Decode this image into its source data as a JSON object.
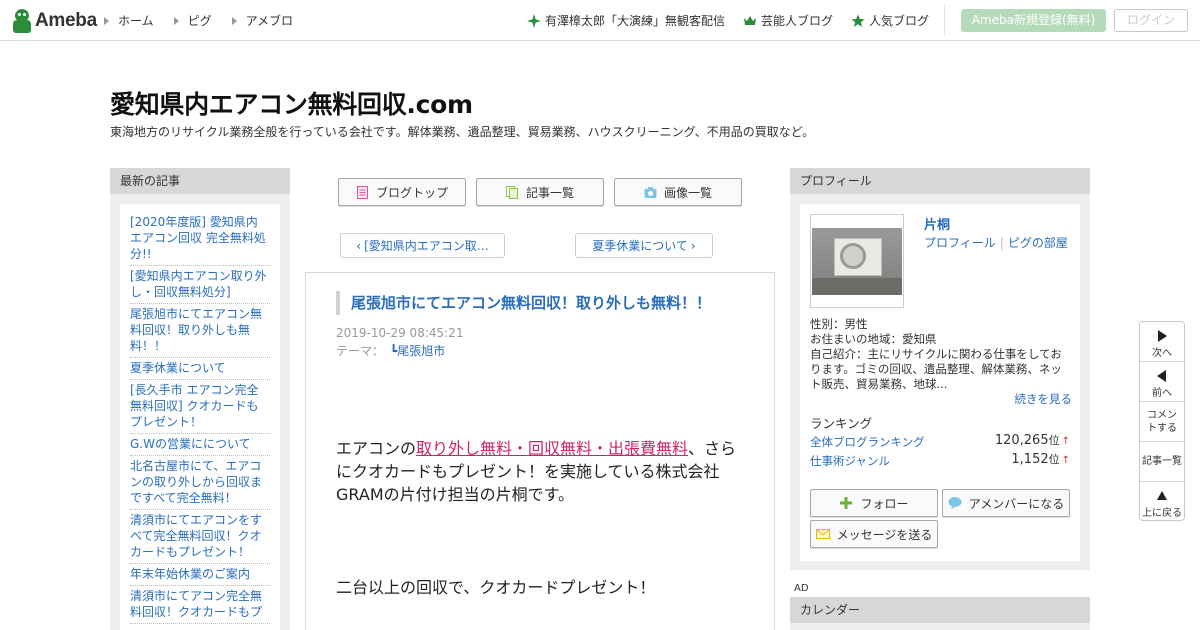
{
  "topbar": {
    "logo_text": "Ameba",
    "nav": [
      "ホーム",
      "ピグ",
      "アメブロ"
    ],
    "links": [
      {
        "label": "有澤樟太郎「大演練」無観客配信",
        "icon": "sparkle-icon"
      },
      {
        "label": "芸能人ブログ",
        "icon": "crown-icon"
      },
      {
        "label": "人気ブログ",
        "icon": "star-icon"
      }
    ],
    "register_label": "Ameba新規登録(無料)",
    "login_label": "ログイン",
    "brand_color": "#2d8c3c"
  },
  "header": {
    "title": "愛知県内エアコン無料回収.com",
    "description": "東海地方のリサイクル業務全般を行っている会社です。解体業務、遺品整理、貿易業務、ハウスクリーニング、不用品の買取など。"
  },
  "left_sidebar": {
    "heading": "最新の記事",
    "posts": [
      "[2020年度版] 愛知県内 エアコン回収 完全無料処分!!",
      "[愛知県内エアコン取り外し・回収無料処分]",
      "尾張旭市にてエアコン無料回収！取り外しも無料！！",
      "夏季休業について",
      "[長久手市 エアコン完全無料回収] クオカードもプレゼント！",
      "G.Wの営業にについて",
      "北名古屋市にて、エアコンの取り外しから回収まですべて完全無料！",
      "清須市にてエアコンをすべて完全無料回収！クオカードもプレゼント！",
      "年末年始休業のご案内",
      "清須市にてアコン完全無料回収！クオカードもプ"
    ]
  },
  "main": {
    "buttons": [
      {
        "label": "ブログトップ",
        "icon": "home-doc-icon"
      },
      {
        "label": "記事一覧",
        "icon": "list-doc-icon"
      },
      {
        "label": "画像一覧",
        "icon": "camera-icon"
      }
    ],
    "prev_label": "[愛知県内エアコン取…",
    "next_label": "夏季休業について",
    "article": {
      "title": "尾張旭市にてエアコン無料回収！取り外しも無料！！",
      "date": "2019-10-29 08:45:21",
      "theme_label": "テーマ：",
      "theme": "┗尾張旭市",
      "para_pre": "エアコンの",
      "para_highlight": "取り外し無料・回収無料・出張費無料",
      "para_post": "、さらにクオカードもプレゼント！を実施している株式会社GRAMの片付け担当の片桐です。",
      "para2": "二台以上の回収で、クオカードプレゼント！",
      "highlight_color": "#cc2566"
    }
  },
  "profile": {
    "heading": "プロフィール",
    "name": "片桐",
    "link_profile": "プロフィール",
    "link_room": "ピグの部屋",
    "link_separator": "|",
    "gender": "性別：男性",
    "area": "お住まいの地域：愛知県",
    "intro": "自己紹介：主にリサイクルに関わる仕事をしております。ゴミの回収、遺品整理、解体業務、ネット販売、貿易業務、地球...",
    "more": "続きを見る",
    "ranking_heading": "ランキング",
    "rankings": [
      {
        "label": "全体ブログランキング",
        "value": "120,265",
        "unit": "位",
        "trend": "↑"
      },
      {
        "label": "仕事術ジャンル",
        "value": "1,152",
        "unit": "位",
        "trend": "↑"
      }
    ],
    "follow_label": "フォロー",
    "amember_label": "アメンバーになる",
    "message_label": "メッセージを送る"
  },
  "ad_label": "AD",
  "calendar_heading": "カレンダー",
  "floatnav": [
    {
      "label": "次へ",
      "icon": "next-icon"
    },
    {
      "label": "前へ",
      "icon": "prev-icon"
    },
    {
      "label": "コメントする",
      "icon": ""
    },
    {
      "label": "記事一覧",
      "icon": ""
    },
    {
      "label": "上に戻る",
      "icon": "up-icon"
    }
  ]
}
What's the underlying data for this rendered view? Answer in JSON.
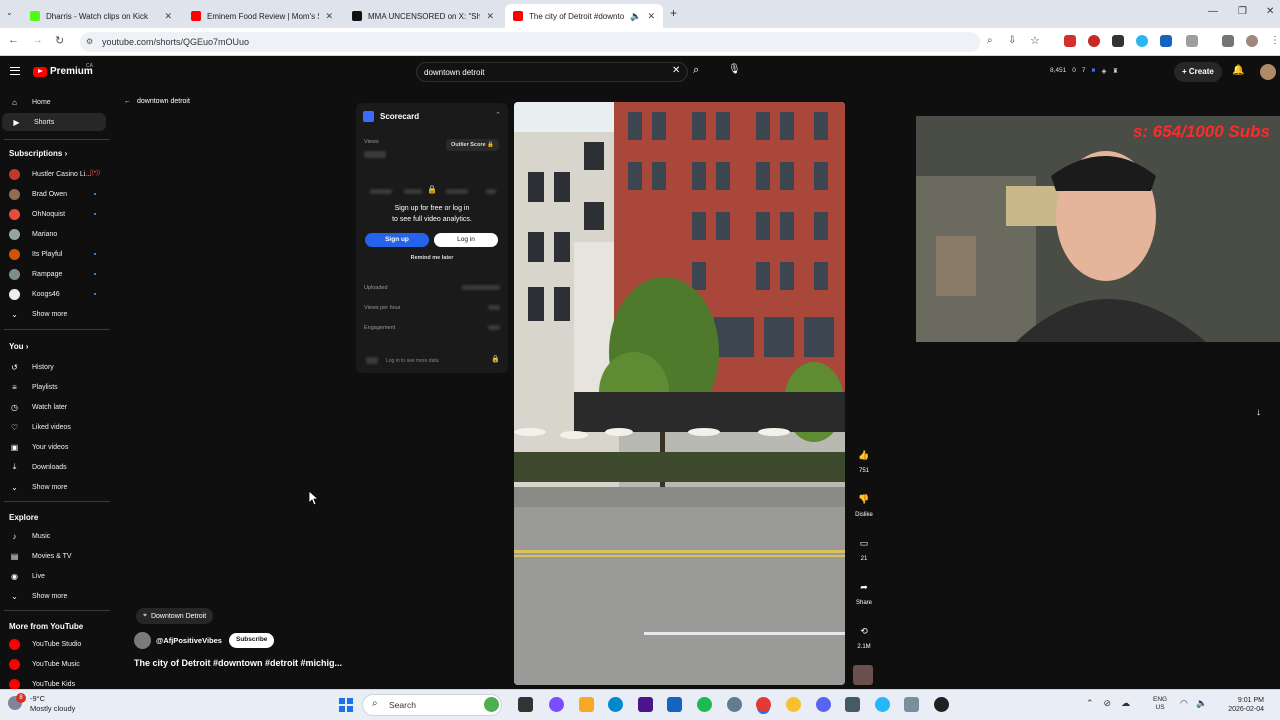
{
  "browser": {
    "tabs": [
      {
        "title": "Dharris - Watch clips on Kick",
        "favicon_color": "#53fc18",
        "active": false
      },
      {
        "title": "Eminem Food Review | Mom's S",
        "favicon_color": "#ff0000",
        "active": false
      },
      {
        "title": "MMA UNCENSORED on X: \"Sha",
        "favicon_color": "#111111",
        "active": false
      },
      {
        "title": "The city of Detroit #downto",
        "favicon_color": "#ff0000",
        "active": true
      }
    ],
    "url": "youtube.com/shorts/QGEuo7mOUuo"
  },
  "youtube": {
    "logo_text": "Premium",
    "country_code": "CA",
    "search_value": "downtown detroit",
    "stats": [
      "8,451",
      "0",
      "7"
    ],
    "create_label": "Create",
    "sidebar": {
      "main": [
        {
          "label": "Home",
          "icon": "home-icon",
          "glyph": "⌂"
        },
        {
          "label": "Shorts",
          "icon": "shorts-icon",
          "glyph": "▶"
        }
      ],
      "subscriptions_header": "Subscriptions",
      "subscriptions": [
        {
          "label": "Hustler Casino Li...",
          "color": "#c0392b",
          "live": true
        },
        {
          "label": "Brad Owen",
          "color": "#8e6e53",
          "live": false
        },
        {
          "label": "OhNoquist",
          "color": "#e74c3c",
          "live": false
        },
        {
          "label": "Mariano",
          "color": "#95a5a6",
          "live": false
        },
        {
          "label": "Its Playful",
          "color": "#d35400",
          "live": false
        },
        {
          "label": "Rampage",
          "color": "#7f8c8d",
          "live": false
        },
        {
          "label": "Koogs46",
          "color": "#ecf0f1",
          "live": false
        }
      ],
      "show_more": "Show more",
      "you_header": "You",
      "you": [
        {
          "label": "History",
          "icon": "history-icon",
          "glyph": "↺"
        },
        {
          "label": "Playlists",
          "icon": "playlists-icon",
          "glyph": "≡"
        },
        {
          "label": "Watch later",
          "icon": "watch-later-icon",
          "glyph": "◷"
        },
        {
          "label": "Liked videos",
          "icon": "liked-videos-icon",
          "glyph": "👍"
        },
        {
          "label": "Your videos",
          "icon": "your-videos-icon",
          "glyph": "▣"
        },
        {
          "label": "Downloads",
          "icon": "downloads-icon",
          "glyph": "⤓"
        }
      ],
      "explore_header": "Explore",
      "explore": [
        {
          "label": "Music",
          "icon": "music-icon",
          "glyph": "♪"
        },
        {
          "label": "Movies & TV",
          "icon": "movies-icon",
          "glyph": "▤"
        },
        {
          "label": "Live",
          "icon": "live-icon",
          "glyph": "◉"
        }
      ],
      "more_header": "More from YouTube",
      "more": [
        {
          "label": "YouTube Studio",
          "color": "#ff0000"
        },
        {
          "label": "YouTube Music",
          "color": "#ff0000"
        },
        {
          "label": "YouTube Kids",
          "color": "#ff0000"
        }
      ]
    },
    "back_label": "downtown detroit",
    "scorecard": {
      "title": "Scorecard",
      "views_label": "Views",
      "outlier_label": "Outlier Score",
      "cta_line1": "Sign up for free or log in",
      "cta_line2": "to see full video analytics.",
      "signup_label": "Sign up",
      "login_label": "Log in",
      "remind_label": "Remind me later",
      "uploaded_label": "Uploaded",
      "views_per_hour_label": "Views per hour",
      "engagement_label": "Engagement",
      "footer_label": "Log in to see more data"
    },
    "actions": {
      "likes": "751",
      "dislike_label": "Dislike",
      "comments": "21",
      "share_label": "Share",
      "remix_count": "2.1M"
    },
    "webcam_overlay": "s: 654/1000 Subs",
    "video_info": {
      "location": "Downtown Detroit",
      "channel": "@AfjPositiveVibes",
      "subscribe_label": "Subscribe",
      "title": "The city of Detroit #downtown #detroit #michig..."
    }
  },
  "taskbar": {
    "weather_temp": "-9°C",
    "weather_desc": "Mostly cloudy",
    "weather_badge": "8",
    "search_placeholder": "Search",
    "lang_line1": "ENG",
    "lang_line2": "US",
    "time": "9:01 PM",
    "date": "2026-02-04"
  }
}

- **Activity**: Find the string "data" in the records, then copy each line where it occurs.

- **Task answer**:
Decode this image into its source data as a JSON object.
What's the underlying data for this rendered view? Answer in JSON.
      "footer_label": "Log in to see more data"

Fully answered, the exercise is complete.